Sink or skim: The beloved ski tradition of pond skimming returns to Colorado
It was the last day of the season at Powderhorn Mountain Resort, the ski area with vast desert views outside of Grand Junction. Under an overcast sky as thick as whipped cream, a crowd was gathered around a steep slope, leading to a long, man-made pond. A snowboarder stood at the top, peering over about a hundred feet of murky, cold water. He paused, handed some stuff to a friend, then zoomed down, hoping against hope that he’d skim across the surface, and not fall in.
Cheers rang out as he made it about three quarters of the way before slowing to a stop in 3-foot-deep water. And what was going through his head as he started to sink?
“I thought: ‘I should have worn thicker socks,’” said Ryan Robinson, with a laugh.
Robinson, who works at Powderhorn, was not just the first pond skimmer of the afternoon, but the first in three years there.

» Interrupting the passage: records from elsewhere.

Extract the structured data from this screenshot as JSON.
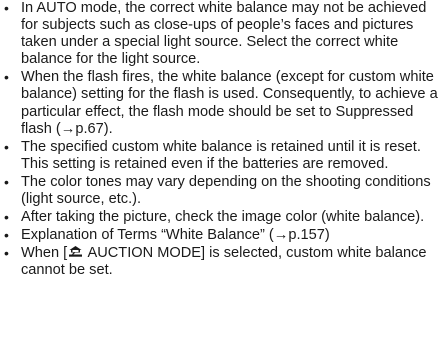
{
  "notes": [
    {
      "text": "In AUTO mode, the correct white balance may not be achieved for subjects such as close-ups of people’s faces and pictures taken under a special light source. Select the correct white balance for the light source."
    },
    {
      "text": "When the flash fires, the white balance (except for custom white balance) setting for the flash is used. Consequently, to achieve a particular effect, the flash mode should be set to Suppressed flash (→p.67)."
    },
    {
      "text": "The specified custom white balance is retained until it is reset. This setting is retained even if the batteries are removed."
    },
    {
      "text": "The color tones may vary depending on the shooting conditions (light source, etc.)."
    },
    {
      "text": "After taking the picture, check the image color (white balance)."
    },
    {
      "text": "Explanation of Terms “White Balance” (→p.157)"
    },
    {
      "text_before": "When [",
      "text_after": " AUCTION MODE] is selected, custom white balance cannot be set.",
      "icon": "auction-mode-icon"
    }
  ],
  "bullet": "•"
}
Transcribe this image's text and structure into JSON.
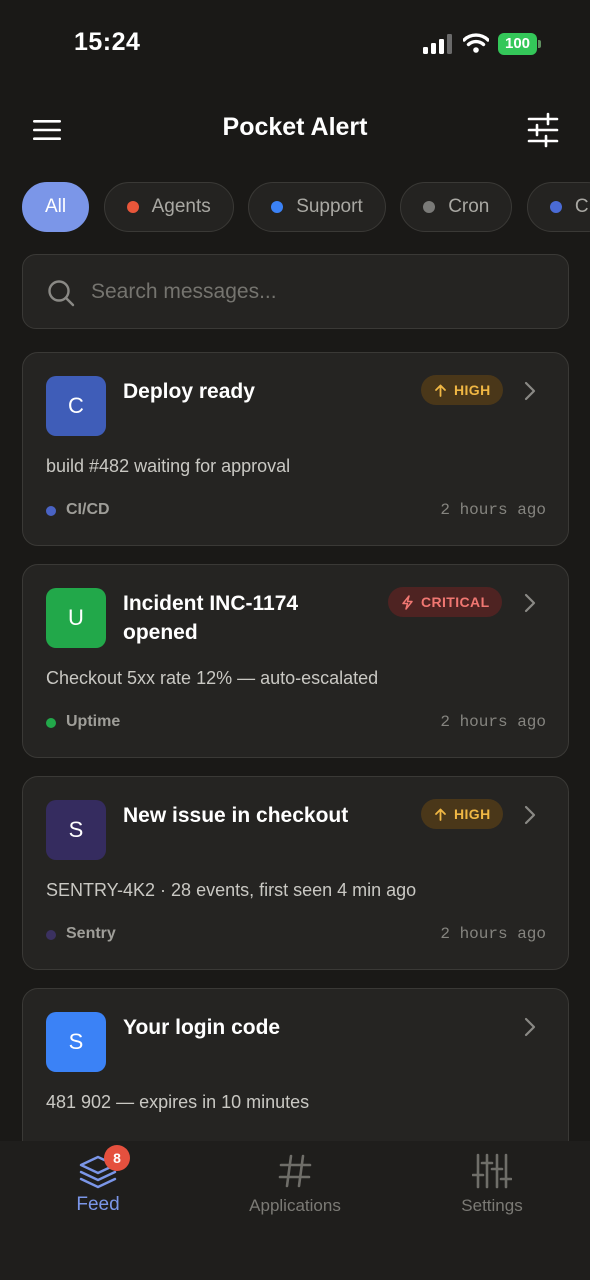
{
  "status_bar": {
    "time": "15:24",
    "battery_level": "100"
  },
  "header": {
    "title": "Pocket Alert"
  },
  "filters": [
    {
      "label": "All",
      "active": true
    },
    {
      "label": "Agents",
      "dot_color": "#e8563a"
    },
    {
      "label": "Support",
      "dot_color": "#3b82f6"
    },
    {
      "label": "Cron",
      "dot_color": "#7a7a78"
    },
    {
      "label": "C",
      "dot_color": "#4a6bd6"
    }
  ],
  "search": {
    "placeholder": "Search messages..."
  },
  "messages": [
    {
      "avatar_letter": "C",
      "avatar_color": "#3f5db8",
      "title": "Deploy ready",
      "priority": "HIGH",
      "priority_icon": "arrow-up-icon",
      "body": "build #482 waiting for approval",
      "app": "CI/CD",
      "app_color": "#4a63c4",
      "time": "2 hours ago"
    },
    {
      "avatar_letter": "U",
      "avatar_color": "#22a84a",
      "title": "Incident INC-1174 opened",
      "priority": "CRITICAL",
      "priority_icon": "lightning-icon",
      "body": "Checkout 5xx rate 12% — auto-escalated",
      "app": "Uptime",
      "app_color": "#22a84a",
      "time": "2 hours ago"
    },
    {
      "avatar_letter": "S",
      "avatar_color": "#352c5f",
      "title": "New issue in checkout",
      "priority": "HIGH",
      "priority_icon": "arrow-up-icon",
      "body": "SENTRY-4K2 · 28 events, first seen 4 min ago",
      "app": "Sentry",
      "app_color": "#3b3160",
      "time": "2 hours ago"
    },
    {
      "avatar_letter": "S",
      "avatar_color": "#3b82f6",
      "title": "Your login code",
      "body": "481 902 — expires in 10 minutes"
    }
  ],
  "tabs": [
    {
      "label": "Feed",
      "icon": "layers-icon",
      "badge": "8",
      "active": true
    },
    {
      "label": "Applications",
      "icon": "hash-icon"
    },
    {
      "label": "Settings",
      "icon": "sliders-icon"
    }
  ],
  "colors": {
    "accent": "#7b96e8",
    "background": "#1a1917",
    "card": "#252422",
    "high": "#f0b744",
    "critical": "#f07772",
    "badge": "#e5503e"
  }
}
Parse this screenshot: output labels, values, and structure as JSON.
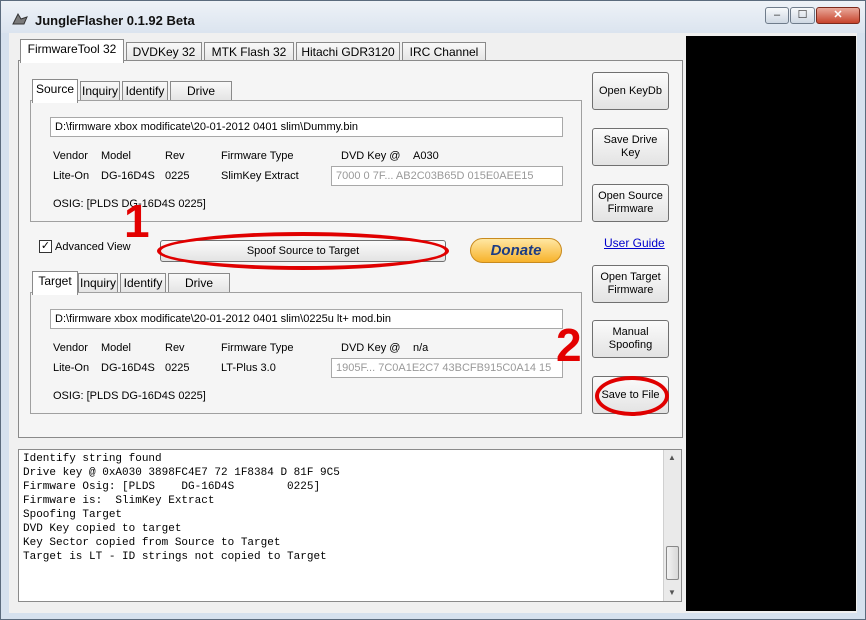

Pond skimming is a tradition at many ski areas big and small, but the pandemic had upended it — until this spring.
Sarah Lubin, who teaches adaptive skiing, is happy pond skims have returned. As she put it, it’s all about the “glory.”
“So, you don't win anything out of it, but the idea that you make it across and you look cool doing it sounds awesome,” she said, standing in line for her turn.
She looked in her element, smiling in zebra-print leggings and a mask inspired by Brazilian Carnival. She's been pond skimming for years, mostly with success. But her partner, Tom Hesse, said he was “a little nervous” about making it over the water, which shone a foreboding yellow-green.
He’d never done this before, but he did know just how to dress for the occasion: in a floor-length white tunic with a red sash, his long hair framing his bearded face. Jesus — on skis.
“And there's the whole walks-on-water parallel that is a bad look for me if I don't make it,” Hesse joked. “So it's gonna be a tough hang if I don't get across.”
About 75 people took on the challenge, some in tutus and business suits and Hawaiian shirts. There was at least one Tigger onesie. Only about half made it, and none of the kids did, many eagerly face-planting in the pool and then still looking pretty happy as they were helped to land.
And Jesus? He made it all the way, only getting the hem of his garment wet, as the crowd exploded in cheers. His partner made it, too, as did her ski-instructor friend, a guy who popped confetti over the water mid-skim.
While the history of pond skimming is about as hazy as an unfiltered IPA, many people trace it back to Alberta, Canada, in the late 1920s. The legend goes that two buddies were enjoying a day of spring skiing when they encountered a newly formed pool of melted snow.
Kendra Scurfield can imagine what happened next.
“One of them, I'm sure, asked the other to hold his beer as he tried to skim across,” said Scurfield, who works at the resort Banff Sunshine Village.
As she’s heard the story, one friend made it across, while the other plunged into the cold. Her resort has been holding pond skims, which they call “slush cups,” near the same spot for generations. This May will mark the 92nd time they’ve held the slush cup skim.
But Scurfield has only tried it once, ending in a crash.
“And it was the coldest I’ve ever been in my entire life, and I’m Canadian, so that’s saying a lot,” she joked.
Over the generations, the mix of pain and pride that pond skimming promises has rippled all over the world, often reserved for the frenzy that is that final day of the season. Many Colorado pond skims are still to come, in Breckenridge and Winter Park, Copper and Keystone.
Arapahoe Basin is planning a skim in June, long after most ski areas have turned off their lifts for the season.
And on a recent, freezing Sunday, Steamboat Ski Resort reopened its pond skim on its final ski day. That afternoon, no one made it across. Not the woman dressed like a Stormtrooper or the guy who was lemur. Aladdin, with a toy monkey around his neck and a snowboard outfitted as a magic carpet, looked both ecstatic and soaked after crashing.
Some of the biggest cheers were for Jeremy Monahan. As Superman, he was able to whip the crowd up into a frenzy as he made it out, almost — but not quite — unscathed.
He emerged from the clear pool with a shocked look and a big grin. After whooping into the air, he explained that this is about much more than getting to the other side.
“I think it’s just that crowd enthusiasm, everybody celebrating the end of a great year,” he said.
After a two-year-wait, they were celebrating the opportunity to once again be wacky and weird — and very, very cold.
You want to know what is really going on these days, especially in Colorado. We can help you keep up. The Lookout is a free, daily email newsletter with news and happenings from all over Colorado. Sign up here and we will see you in the morning!